Requirement
From the listing below, pull out all lines with "humansofny" in them.

Information given
....................

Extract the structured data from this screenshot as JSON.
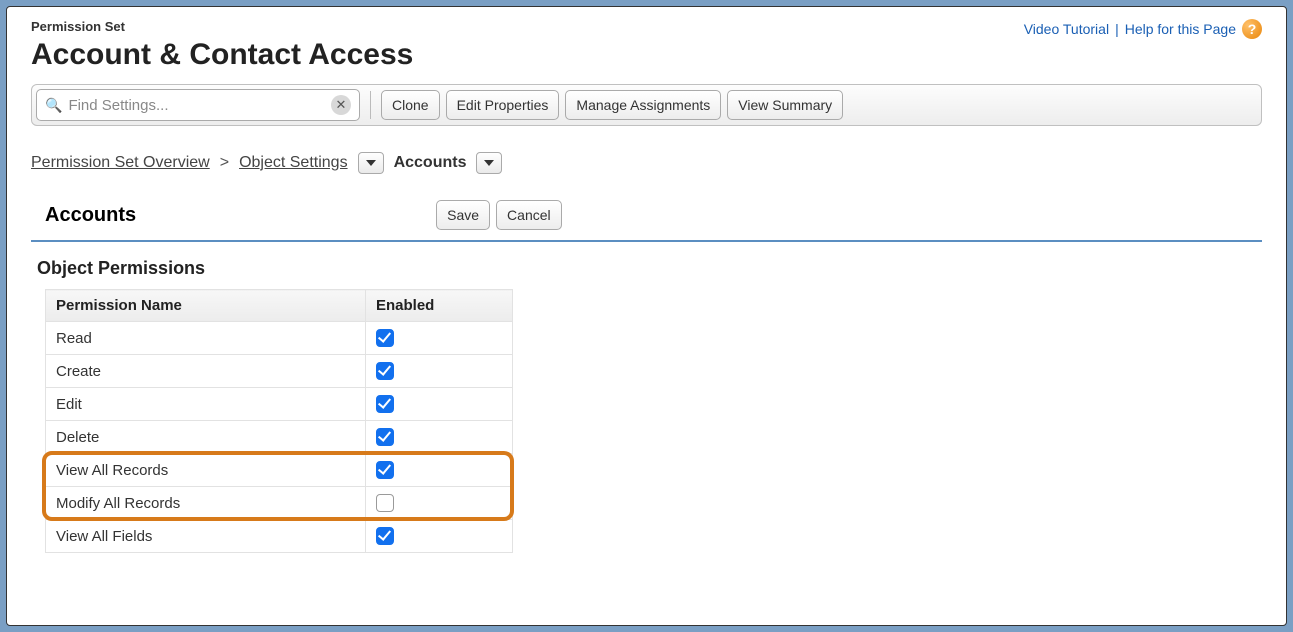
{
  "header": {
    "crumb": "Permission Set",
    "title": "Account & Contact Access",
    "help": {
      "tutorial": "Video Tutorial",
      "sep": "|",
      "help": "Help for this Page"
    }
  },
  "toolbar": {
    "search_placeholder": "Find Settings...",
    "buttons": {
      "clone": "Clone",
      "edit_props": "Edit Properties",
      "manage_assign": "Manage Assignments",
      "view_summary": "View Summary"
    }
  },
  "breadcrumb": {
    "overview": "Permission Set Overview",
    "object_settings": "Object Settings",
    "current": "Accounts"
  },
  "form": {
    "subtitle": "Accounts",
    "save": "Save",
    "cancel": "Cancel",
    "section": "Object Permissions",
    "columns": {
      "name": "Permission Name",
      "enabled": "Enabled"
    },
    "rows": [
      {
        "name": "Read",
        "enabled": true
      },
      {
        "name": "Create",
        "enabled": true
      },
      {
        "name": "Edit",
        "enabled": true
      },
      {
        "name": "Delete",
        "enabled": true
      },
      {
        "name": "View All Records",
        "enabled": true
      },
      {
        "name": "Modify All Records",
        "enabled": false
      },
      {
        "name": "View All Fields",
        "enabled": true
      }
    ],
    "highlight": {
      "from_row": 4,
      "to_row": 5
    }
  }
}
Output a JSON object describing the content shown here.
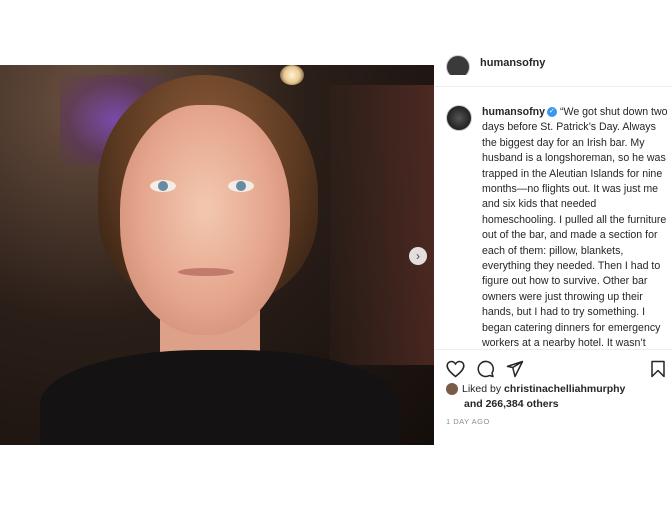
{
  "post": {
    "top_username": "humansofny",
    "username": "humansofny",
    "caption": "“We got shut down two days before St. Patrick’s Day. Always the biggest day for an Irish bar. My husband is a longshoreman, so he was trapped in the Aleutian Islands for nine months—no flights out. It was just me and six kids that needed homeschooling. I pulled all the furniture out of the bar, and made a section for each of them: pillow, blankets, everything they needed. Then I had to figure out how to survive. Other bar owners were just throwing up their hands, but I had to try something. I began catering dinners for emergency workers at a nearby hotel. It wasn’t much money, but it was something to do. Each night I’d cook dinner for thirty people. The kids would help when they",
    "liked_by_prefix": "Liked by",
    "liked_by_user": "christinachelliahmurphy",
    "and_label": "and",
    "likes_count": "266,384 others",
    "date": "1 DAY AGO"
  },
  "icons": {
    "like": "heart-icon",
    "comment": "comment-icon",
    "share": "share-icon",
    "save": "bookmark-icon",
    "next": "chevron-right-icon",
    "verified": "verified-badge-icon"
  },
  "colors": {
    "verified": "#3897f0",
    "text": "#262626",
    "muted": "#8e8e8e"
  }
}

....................

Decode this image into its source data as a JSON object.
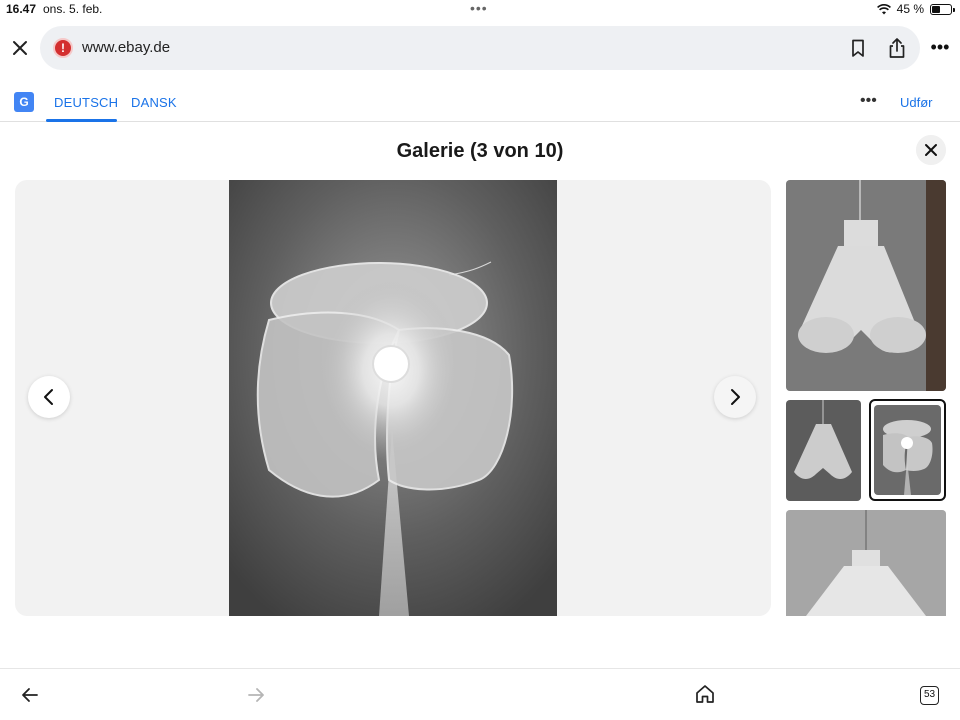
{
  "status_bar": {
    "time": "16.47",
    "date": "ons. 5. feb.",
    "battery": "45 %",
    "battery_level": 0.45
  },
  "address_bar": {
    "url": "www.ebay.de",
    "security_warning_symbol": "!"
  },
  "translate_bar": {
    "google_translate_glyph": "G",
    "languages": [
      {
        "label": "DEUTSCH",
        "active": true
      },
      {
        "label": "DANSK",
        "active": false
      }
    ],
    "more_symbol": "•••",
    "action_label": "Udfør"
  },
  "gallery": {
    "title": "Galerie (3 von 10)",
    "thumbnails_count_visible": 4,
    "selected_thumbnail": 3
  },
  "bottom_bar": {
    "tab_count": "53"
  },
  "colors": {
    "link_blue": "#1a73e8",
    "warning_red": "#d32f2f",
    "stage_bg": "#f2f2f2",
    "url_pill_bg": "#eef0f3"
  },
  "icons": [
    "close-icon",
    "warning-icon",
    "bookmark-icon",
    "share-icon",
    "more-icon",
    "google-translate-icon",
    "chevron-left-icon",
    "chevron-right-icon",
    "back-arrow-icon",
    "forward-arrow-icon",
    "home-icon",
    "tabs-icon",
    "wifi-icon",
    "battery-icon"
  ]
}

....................

Answer
    "top_username": "humansofny",
    "username": "humansofny",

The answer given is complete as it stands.